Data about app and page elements
++++++++

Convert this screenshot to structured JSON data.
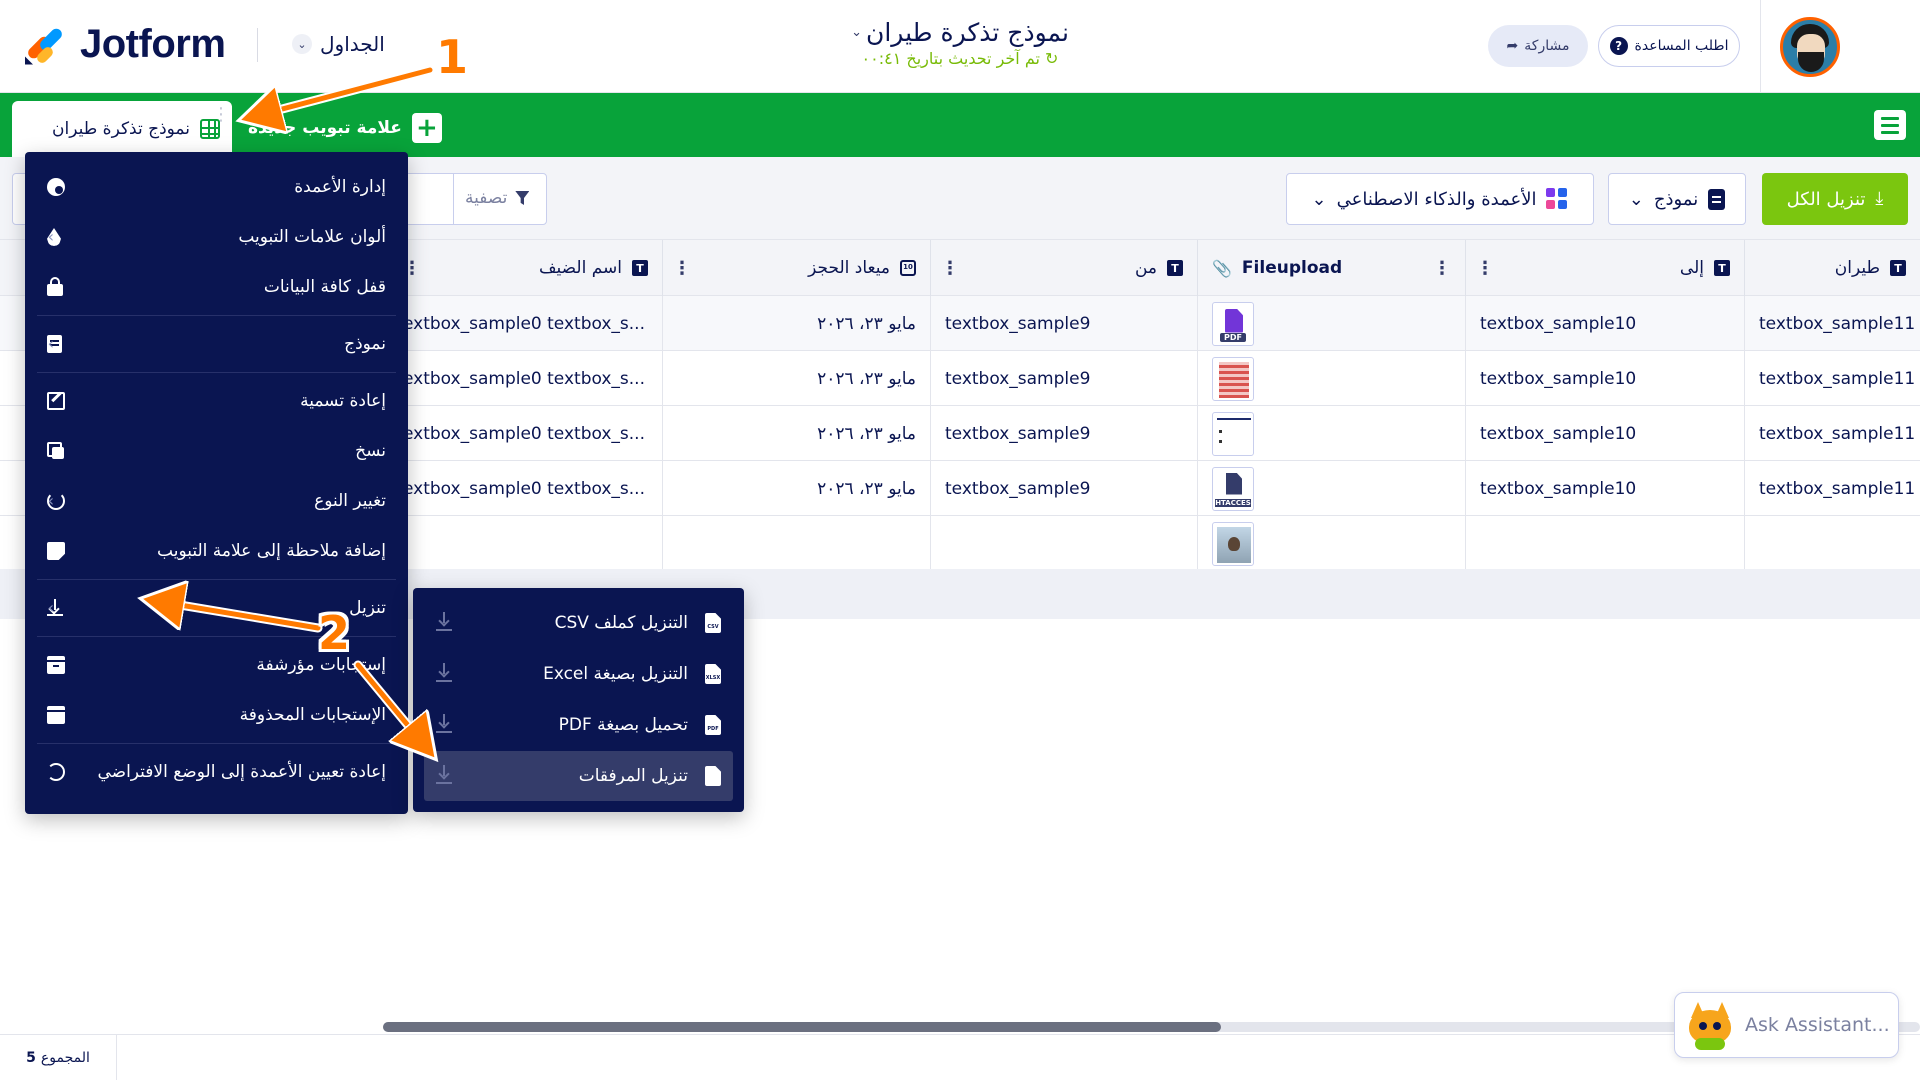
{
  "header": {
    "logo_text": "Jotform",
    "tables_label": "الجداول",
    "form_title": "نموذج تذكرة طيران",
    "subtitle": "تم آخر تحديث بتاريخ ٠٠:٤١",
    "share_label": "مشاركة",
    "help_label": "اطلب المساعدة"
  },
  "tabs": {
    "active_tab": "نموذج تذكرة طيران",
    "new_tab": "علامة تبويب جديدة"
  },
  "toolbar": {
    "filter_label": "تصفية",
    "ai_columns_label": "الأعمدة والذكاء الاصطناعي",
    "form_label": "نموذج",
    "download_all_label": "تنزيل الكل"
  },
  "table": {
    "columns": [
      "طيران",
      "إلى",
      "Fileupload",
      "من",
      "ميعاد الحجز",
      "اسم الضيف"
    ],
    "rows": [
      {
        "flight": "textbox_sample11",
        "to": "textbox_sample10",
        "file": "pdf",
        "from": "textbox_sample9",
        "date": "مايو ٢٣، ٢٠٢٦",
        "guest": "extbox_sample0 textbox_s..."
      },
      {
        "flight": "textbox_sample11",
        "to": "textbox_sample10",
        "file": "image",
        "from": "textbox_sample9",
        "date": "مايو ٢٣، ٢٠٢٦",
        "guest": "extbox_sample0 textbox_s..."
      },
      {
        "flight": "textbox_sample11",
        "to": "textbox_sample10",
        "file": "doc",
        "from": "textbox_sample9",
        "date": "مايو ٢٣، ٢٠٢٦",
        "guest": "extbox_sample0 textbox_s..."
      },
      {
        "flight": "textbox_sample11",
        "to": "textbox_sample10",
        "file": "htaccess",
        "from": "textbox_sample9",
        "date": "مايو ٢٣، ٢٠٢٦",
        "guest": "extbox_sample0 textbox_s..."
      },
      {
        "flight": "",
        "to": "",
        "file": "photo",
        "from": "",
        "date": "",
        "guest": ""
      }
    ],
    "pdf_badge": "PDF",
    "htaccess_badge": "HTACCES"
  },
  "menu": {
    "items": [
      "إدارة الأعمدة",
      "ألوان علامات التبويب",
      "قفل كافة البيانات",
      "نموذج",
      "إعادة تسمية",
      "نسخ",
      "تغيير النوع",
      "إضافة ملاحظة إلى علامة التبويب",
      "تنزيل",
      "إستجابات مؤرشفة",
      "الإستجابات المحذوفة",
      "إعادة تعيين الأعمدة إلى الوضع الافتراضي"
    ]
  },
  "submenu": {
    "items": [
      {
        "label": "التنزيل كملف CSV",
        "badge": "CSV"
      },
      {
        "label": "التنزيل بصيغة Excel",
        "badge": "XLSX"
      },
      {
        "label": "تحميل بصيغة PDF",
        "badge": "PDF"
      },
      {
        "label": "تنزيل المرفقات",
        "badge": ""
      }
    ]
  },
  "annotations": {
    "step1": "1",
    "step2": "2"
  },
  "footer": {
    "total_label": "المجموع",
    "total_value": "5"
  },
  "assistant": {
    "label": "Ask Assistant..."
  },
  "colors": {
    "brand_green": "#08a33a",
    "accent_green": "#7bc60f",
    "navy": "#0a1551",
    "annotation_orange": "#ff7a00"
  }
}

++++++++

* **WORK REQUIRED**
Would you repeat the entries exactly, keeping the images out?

* **ANSWER**
Convert this screenshot to structured JSON data.
{
  "header": {
    "logo_text": "Jotform",
    "tables_label": "الجداول",
    "form_title": "نموذج تذكرة طيران",
    "subtitle": "تم آخر تحديث بتاريخ ٠٠:٤١",
    "share_label": "مشاركة",
    "help_label": "اطلب المساعدة"
  },
  "tabs": {
    "active_tab": "نموذج تذكرة طيران",
    "new_tab": "علامة تبويب جديدة"
  },
  "toolbar": {
    "filter_label": "تصفية",
    "ai_columns_label": "الأعمدة والذكاء الاصطناعي",
    "form_label": "نموذج",
    "download_all_label": "تنزيل الكل"
  },
  "table": {
    "columns": [
      "طيران",
      "إلى",
      "Fileupload",
      "من",
      "ميعاد الحجز",
      "اسم الضيف"
    ],
    "rows": [
      {
        "flight": "textbox_sample11",
        "to": "textbox_sample10",
        "file": "pdf",
        "from": "textbox_sample9",
        "date": "مايو ٢٣، ٢٠٢٦",
        "guest": "extbox_sample0 textbox_s..."
      },
      {
        "flight": "textbox_sample11",
        "to": "textbox_sample10",
        "file": "image",
        "from": "textbox_sample9",
        "date": "مايو ٢٣، ٢٠٢٦",
        "guest": "extbox_sample0 textbox_s..."
      },
      {
        "flight": "textbox_sample11",
        "to": "textbox_sample10",
        "file": "doc",
        "from": "textbox_sample9",
        "date": "مايو ٢٣، ٢٠٢٦",
        "guest": "extbox_sample0 textbox_s..."
      },
      {
        "flight": "textbox_sample11",
        "to": "textbox_sample10",
        "file": "htaccess",
        "from": "textbox_sample9",
        "date": "مايو ٢٣، ٢٠٢٦",
        "guest": "extbox_sample0 textbox_s..."
      },
      {
        "flight": "",
        "to": "",
        "file": "photo",
        "from": "",
        "date": "",
        "guest": ""
      }
    ],
    "pdf_badge": "PDF",
    "htaccess_badge": "HTACCES"
  },
  "menu": {
    "items": [
      "إدارة الأعمدة",
      "ألوان علامات التبويب",
      "قفل كافة البيانات",
      "نموذج",
      "إعادة تسمية",
      "نسخ",
      "تغيير النوع",
      "إضافة ملاحظة إلى علامة التبويب",
      "تنزيل",
      "إستجابات مؤرشفة",
      "الإستجابات المحذوفة",
      "إعادة تعيين الأعمدة إلى الوضع الافتراضي"
    ]
  },
  "submenu": {
    "items": [
      {
        "label": "التنزيل كملف CSV",
        "badge": "CSV"
      },
      {
        "label": "التنزيل بصيغة Excel",
        "badge": "XLSX"
      },
      {
        "label": "تحميل بصيغة PDF",
        "badge": "PDF"
      },
      {
        "label": "تنزيل المرفقات",
        "badge": ""
      }
    ]
  },
  "annotations": {
    "step1": "1",
    "step2": "2"
  },
  "footer": {
    "total_label": "المجموع",
    "total_value": "5"
  },
  "assistant": {
    "label": "Ask Assistant..."
  },
  "colors": {
    "brand_green": "#08a33a",
    "accent_green": "#7bc60f",
    "navy": "#0a1551",
    "annotation_orange": "#ff7a00"
  }
}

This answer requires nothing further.